Return, from the listing below, each line where the word "Water" appears.

====

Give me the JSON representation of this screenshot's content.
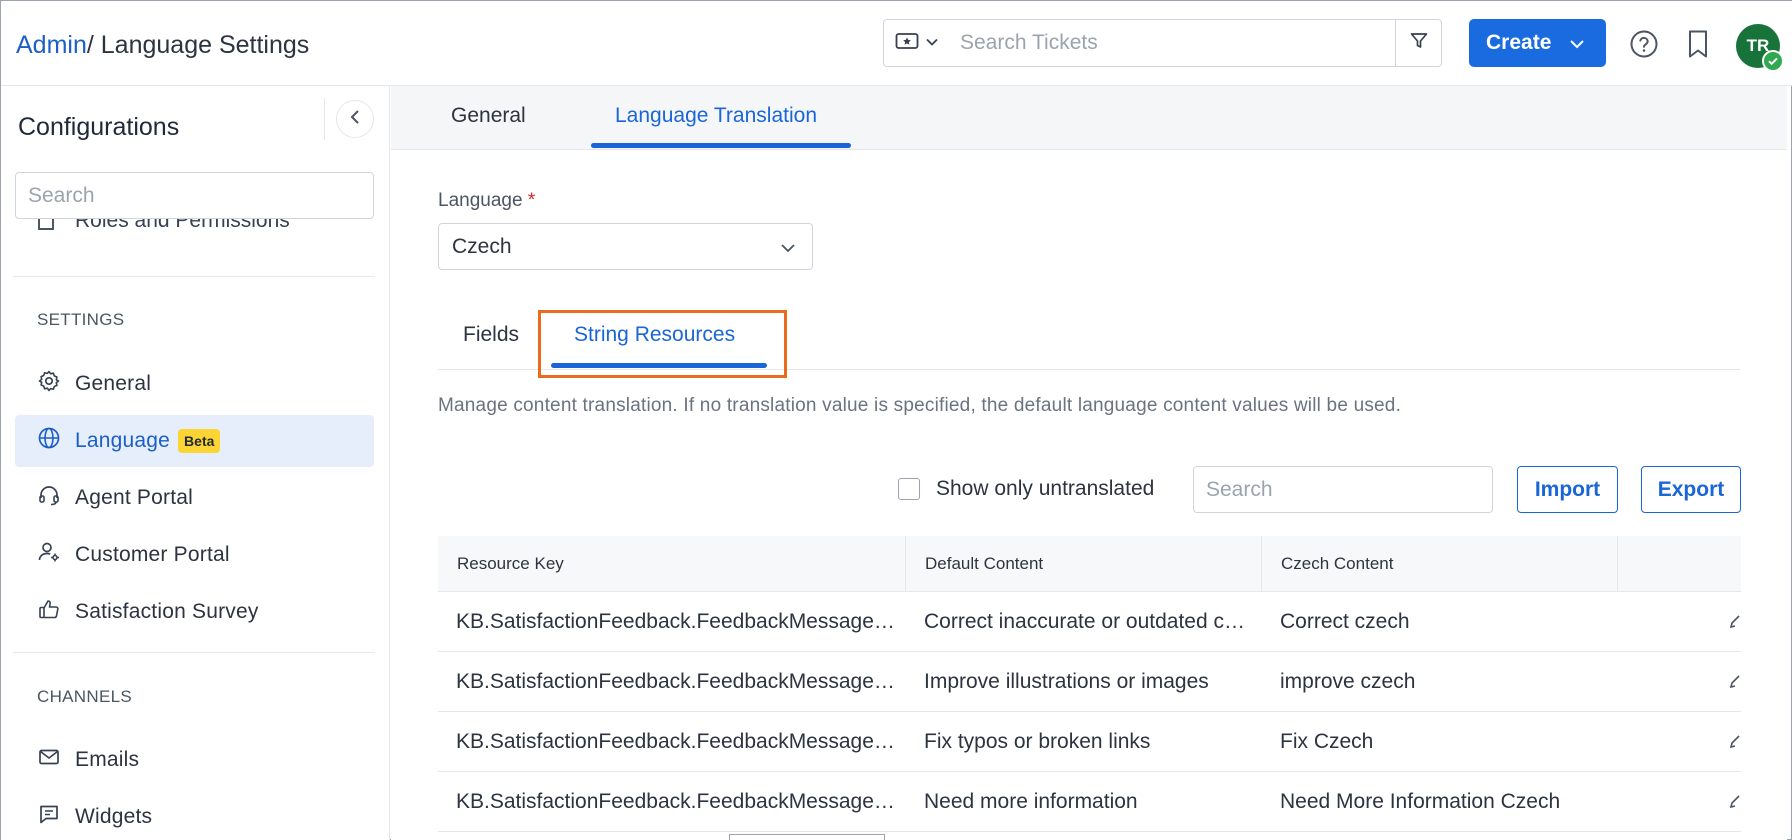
{
  "header": {
    "breadcrumb_root": "Admin",
    "breadcrumb_current": "/ Language Settings",
    "search_placeholder": "Search Tickets",
    "create_label": "Create",
    "avatar_initials": "TR",
    "icons": [
      "ticket-icon",
      "chevron-down-icon",
      "filter-icon",
      "help-icon",
      "bookmark-icon",
      "check-icon"
    ],
    "accent_color": "#1a6be0"
  },
  "sidebar": {
    "title": "Configurations",
    "search_placeholder": "Search",
    "cutoff_item": "Roles and Permissions",
    "sections": [
      {
        "label": "SETTINGS",
        "items": [
          {
            "label": "General",
            "icon": "gear-icon"
          },
          {
            "label": "Language",
            "icon": "globe-icon",
            "badge": "Beta",
            "active": true
          },
          {
            "label": "Agent Portal",
            "icon": "headset-icon"
          },
          {
            "label": "Customer Portal",
            "icon": "user-gear-icon"
          },
          {
            "label": "Satisfaction Survey",
            "icon": "thumbs-up-icon"
          }
        ]
      },
      {
        "label": "CHANNELS",
        "items": [
          {
            "label": "Emails",
            "icon": "envelope-icon"
          },
          {
            "label": "Widgets",
            "icon": "chat-icon"
          }
        ]
      }
    ]
  },
  "main": {
    "tabs": [
      {
        "label": "General",
        "active": false
      },
      {
        "label": "Language Translation",
        "active": true
      }
    ],
    "language_label": "Language",
    "required_mark": "*",
    "language_value": "Czech",
    "subtabs": [
      {
        "label": "Fields",
        "active": false
      },
      {
        "label": "String Resources",
        "active": true
      }
    ],
    "description": "Manage content translation. If no translation value is specified, the default language content values will be used.",
    "untranslated_label": "Show only untranslated",
    "untranslated_checked": false,
    "table_search_placeholder": "Search",
    "import_label": "Import",
    "export_label": "Export",
    "highlight_color": "#ea6a1e",
    "table": {
      "columns": [
        "Resource Key",
        "Default Content",
        "Czech Content",
        ""
      ],
      "rows": [
        {
          "key": "KB.SatisfactionFeedback.FeedbackMessage…",
          "default": "Correct inaccurate or outdated c…",
          "czech": "Correct czech"
        },
        {
          "key": "KB.SatisfactionFeedback.FeedbackMessage…",
          "default": "Improve illustrations or images",
          "czech": "improve czech"
        },
        {
          "key": "KB.SatisfactionFeedback.FeedbackMessage…",
          "default": "Fix typos or broken links",
          "czech": "Fix Czech"
        },
        {
          "key": "KB.SatisfactionFeedback.FeedbackMessage…",
          "default": "Need more information",
          "czech": "Need More Information Czech"
        }
      ]
    }
  }
}
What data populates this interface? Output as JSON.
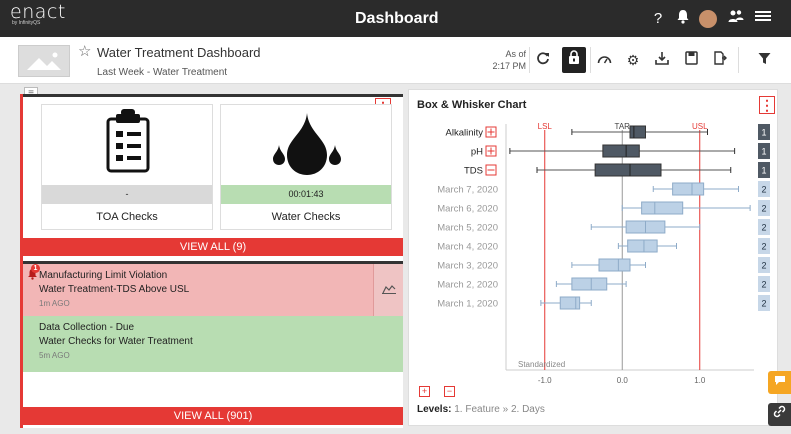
{
  "app": {
    "logo": "enact",
    "logo_sub": "by InfinityQS",
    "title": "Dashboard"
  },
  "topbar_icons": [
    "help-icon",
    "bell-icon",
    "avatar",
    "people-icon",
    "menu-icon"
  ],
  "subheader": {
    "dashboard_title": "Water Treatment Dashboard",
    "dashboard_subtitle": "Last Week - Water Treatment",
    "as_of_label": "As of",
    "as_of_time": "2:17 PM"
  },
  "cards": [
    {
      "strip": "-",
      "label": "TOA Checks",
      "strip_color": "#d9d9d9"
    },
    {
      "strip": "00:01:43",
      "label": "Water Checks",
      "strip_color": "#b8ddb2"
    }
  ],
  "cards_view_all": "VIEW ALL (9)",
  "alert_badge": "1",
  "alerts": [
    {
      "title": "Manufacturing Limit Violation",
      "detail": "Water Treatment-TDS  Above USL",
      "time": "1m AGO"
    },
    {
      "title": "Data Collection - Due",
      "detail": "Water Checks for Water Treatment",
      "time": "5m AGO"
    }
  ],
  "alerts_view_all": "VIEW ALL  (901)",
  "chart": {
    "title": "Box & Whisker Chart",
    "levels_label": "Levels:",
    "levels_value": "1. Feature » 2. Days"
  },
  "chart_data": {
    "type": "boxplot",
    "title": "Box & Whisker Chart",
    "xlabel": "Standardized",
    "xlim": [
      -1.5,
      1.7
    ],
    "xticks": [
      -1.0,
      0.0,
      1.0
    ],
    "tick_labels": [
      "-1.0",
      "0.0",
      "1.0"
    ],
    "reference_lines": [
      {
        "name": "LSL",
        "x": -1.0
      },
      {
        "name": "TAR",
        "x": 0.0
      },
      {
        "name": "USL",
        "x": 1.0
      }
    ],
    "rows": [
      {
        "label": "Alkalinity",
        "level": "1",
        "group": "feature",
        "min": -0.65,
        "q1": 0.1,
        "median": 0.15,
        "q3": 0.3,
        "max": 1.1,
        "outliers": []
      },
      {
        "label": "pH",
        "level": "1",
        "group": "feature",
        "min": -1.45,
        "q1": -0.25,
        "median": 0.05,
        "q3": 0.22,
        "max": 1.45,
        "outliers": []
      },
      {
        "label": "TDS",
        "level": "1",
        "group": "feature",
        "min": -1.1,
        "q1": -0.35,
        "median": 0.1,
        "q3": 0.5,
        "max": 1.4,
        "outliers": []
      },
      {
        "label": "March 7, 2020",
        "level": "2",
        "group": "day",
        "min": 0.4,
        "q1": 0.65,
        "median": 0.9,
        "q3": 1.05,
        "max": 1.5,
        "outliers": []
      },
      {
        "label": "March 6, 2020",
        "level": "2",
        "group": "day",
        "min": 0.0,
        "q1": 0.25,
        "median": 0.42,
        "q3": 0.78,
        "max": 1.65,
        "outliers": []
      },
      {
        "label": "March 5, 2020",
        "level": "2",
        "group": "day",
        "min": -0.4,
        "q1": 0.05,
        "median": 0.3,
        "q3": 0.55,
        "max": 1.0,
        "outliers": []
      },
      {
        "label": "March 4, 2020",
        "level": "2",
        "group": "day",
        "min": -0.05,
        "q1": 0.07,
        "median": 0.28,
        "q3": 0.45,
        "max": 0.7,
        "outliers": []
      },
      {
        "label": "March 3, 2020",
        "level": "2",
        "group": "day",
        "min": -0.65,
        "q1": -0.3,
        "median": -0.05,
        "q3": 0.1,
        "max": 0.3,
        "outliers": []
      },
      {
        "label": "March 2, 2020",
        "level": "2",
        "group": "day",
        "min": -0.85,
        "q1": -0.65,
        "median": -0.4,
        "q3": -0.2,
        "max": 0.05,
        "outliers": []
      },
      {
        "label": "March 1, 2020",
        "level": "2",
        "group": "day",
        "min": -1.05,
        "q1": -0.8,
        "median": -0.6,
        "q3": -0.55,
        "max": -0.4,
        "outliers": []
      }
    ]
  },
  "colors": {
    "accent": "#e53935",
    "feature_box": "#4f5964",
    "day_box": "#bcd1e6",
    "day_stroke": "#8eabc8",
    "alert_red": "#f2b6b6",
    "alert_green": "#b8ddb2",
    "level1_badge": "#4f5964",
    "level2_badge": "#c7d7e8"
  }
}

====

▶ _ANSWER BOX_
    "dashboard_title": "Water Treatment Dashboard",
    "dashboard_subtitle": "Last Week - Water Treatment",
      "label": "Water Checks",
      "detail": "Water Treatment-TDS  Above USL",
      "detail": "Water Checks for Water Treatment",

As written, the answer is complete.